Despite my mixed feelings and split personality it is a pretty fun game that desert people will probably enjot, though the more serious gamers may be disappointed


Realism: 8/10
Graphics 6.5/10
Gameplay 6.5/10

Foddrill Motorsports Pre-Season Show 'N Go Event

Sunday, October 5, 2008


Mesquite, Nevada (September 27, 2008). Over 300 miles of awe inspiringly scenic but brutally unforgiving terrain, Team Ford #1 drivers Steve Olliges and John Swift out ran some of fastest off road racers on earth to capture their first win of the year in the unlimited Trick Truck class. The reigning Best in the Desert Trick Truck champions held off a furious charge from class points leaders Jerry Whelchel and Chet Huffman, whose lone flat was likely the difference in the win, as the Lugo owned, Stewart Raceworks built and prepared Ford F150 finished less than 3 minutes ahead of the Huffman Motorsports entry. Despite running at a blistering pace for 6 hours and reaching speeds of over 120 mph, Olliges and Swift had another flawless day in their BF Goodrich shod, Patton Motors powered truck, which has finished every mile of every race both this season and last.

“What a great race we had with everyone this weekend,” said Olliges, who owns Team Ford in Las Vegas. “We had our best qualifying effort ever with a second in class on Thursday, finishing a few seconds behind Jerry Whelchel, who everyone knows is super fast. We were feeling really good about our chances for a first place finish in Trick

Truck in the race, and thought with our “secret weapon” John Swift driving the last portion, we might even be able to chase down the buggies for an overall. We just missed and ended up with a 5th overall.” Sam Berri in a Class 1500 Unlimited Buggy claimed the best 4 wheel overall time both in the race and in qualifying, and won the Team Ford Pole award, pocketing the $1000 cash prize for the second time in his career. Berri and Olliges are both in contention for the 2008 BITD King of the Desert Championship, awarded at the end of the year to the driver who is the fastest to finish every race mile of the season.
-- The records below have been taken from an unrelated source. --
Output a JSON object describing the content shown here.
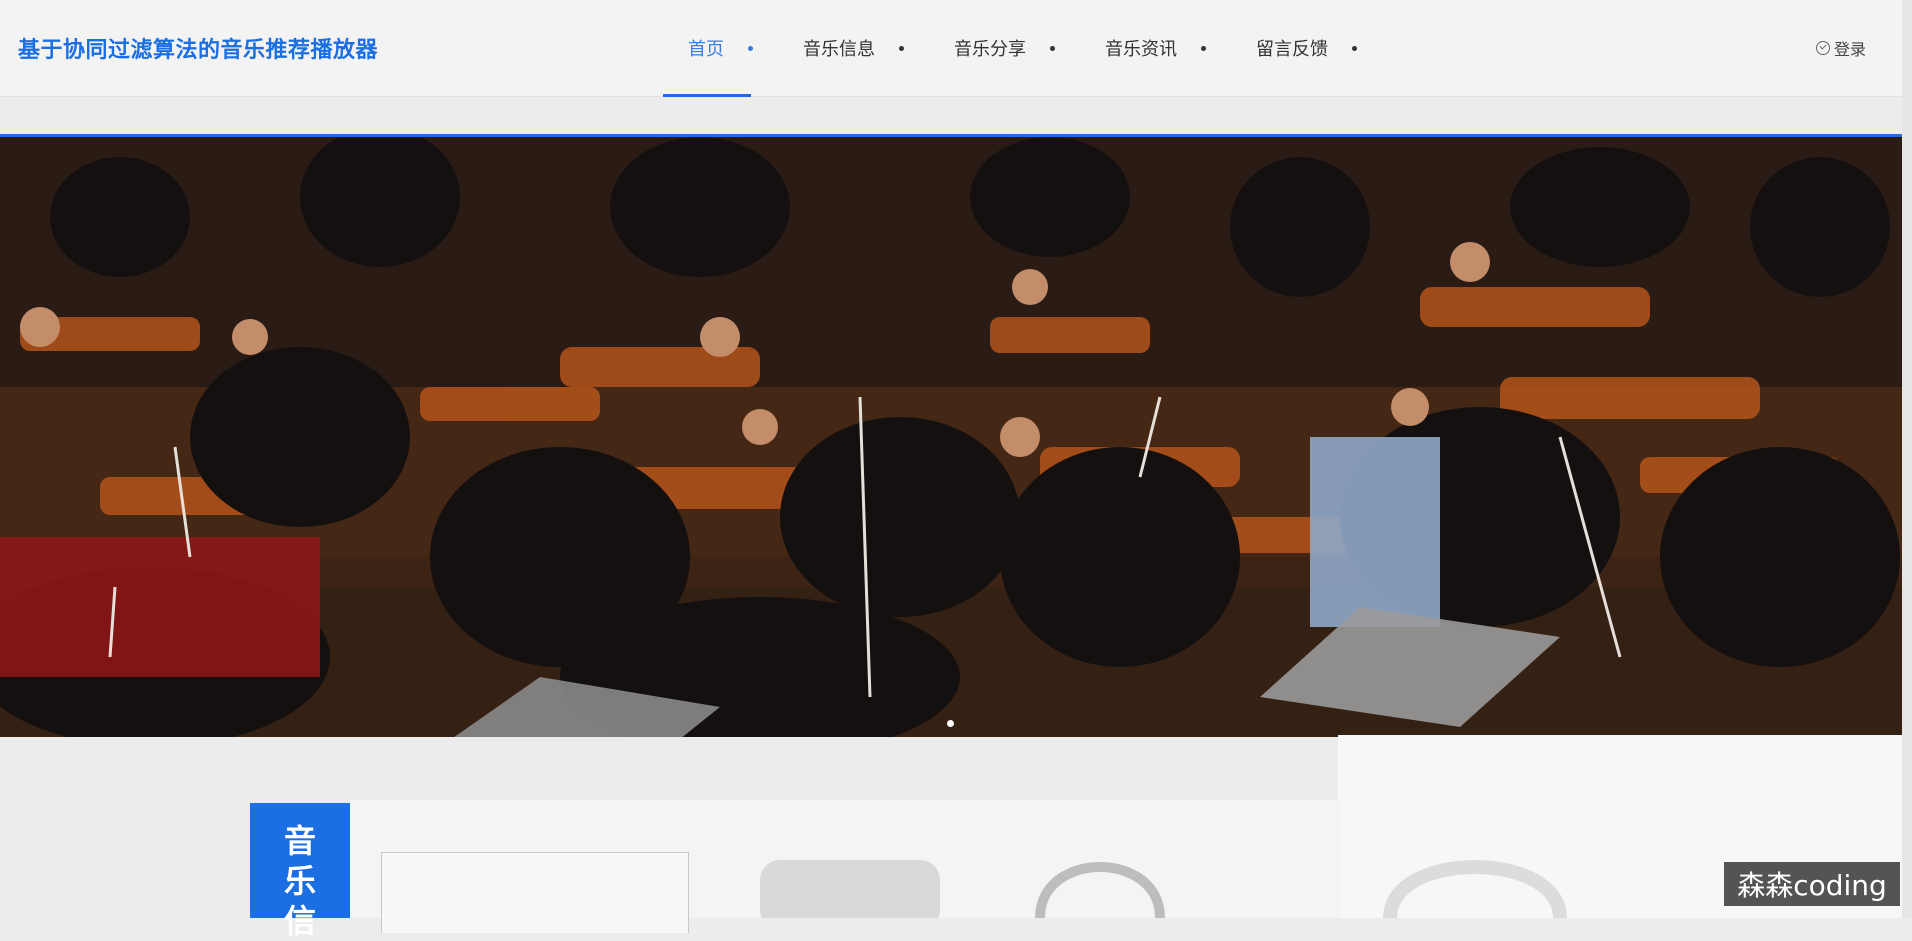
{
  "header": {
    "brand": "基于协同过滤算法的音乐推荐播放器",
    "nav": [
      {
        "label": "首页",
        "active": true
      },
      {
        "label": "音乐信息",
        "active": false
      },
      {
        "label": "音乐分享",
        "active": false
      },
      {
        "label": "音乐资讯",
        "active": false
      },
      {
        "label": "留言反馈",
        "active": false
      }
    ],
    "login_label": "登录"
  },
  "banner": {
    "image_desc_icon": "orchestra-photo",
    "slide_count": 1,
    "active_slide": 1
  },
  "section": {
    "tag_chars": [
      "音",
      "乐",
      "信"
    ]
  },
  "watermark": "森森coding",
  "colors": {
    "accent": "#1c6fe2",
    "header_bg": "#f3f3f3"
  }
}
“I am just so happy that John is racing with us again. He is not only one of the fastest and winningest off road racers ever, but also he is one of the nicest guys you will ever meet.” Olliges’ and Swift’s last win together was over 10 years ago, when they were teammates on the legendary Ford Rough Rider team. During those years, Olliges became the winningest stock full driver in history and Swift compiled a record as one of the best off road racers ever, capturing countless wins and multiple championships in both his Ford Rangers and the dominant Ford Explorer. Under the Swift Racing banner ( John, along with son Jonathon and Andy Waters, is the reigning unlimited minitruck champion in BITD class 7200 and their team currently leads the points chase after another win the Silver State 300 in their identically painted Team Ford Ranger.

“I want to first thank Wayne and Steve for giving me the opportunity to race with them this year. There is nothing like driving a 700 or 800 horsepower Trick Truck, and this one that Craig Stewart built is really a rocket,” said Swift, who is no stranger to the podium. “We made a couple of changes during testing in preparation for this tight, technical and fast course, which this really truck likes. Steve’s driving style is well suited to this type of course, and I really liked it too.”

Based on their qualifying positions, the #1 started three minutes after Whelchel in the #40. “Steve had a great race all morning with Whelchel and they exchanged the lead a few times. When I got in, we were leading slightly but were second physically on the course. I got stuck for awhile behind a buggy that was a little slower than us, and after I got around him, I decided to stay within a couple minutes of Huffman all the way to the finish to ensure the class win,” Swift reported, abandoning any chance for the overall. “My son Jonathon got a chance to ride with me at the end and he was a great help too. I had a blast in the truck with him and after I found out that our Ranger won too with Andy driving to the checkered...well…It was a really good weekend for all of the Team Ford trucks.”
Watch the in car video of the #1 Trick Truck winning at the Silver State 300 at

Lugo\Olliges\Swift Racing is proudly sponsored by Team Ford (, BFGoodrich Tires (, King Shocks (, and Stewart’s Raceworks (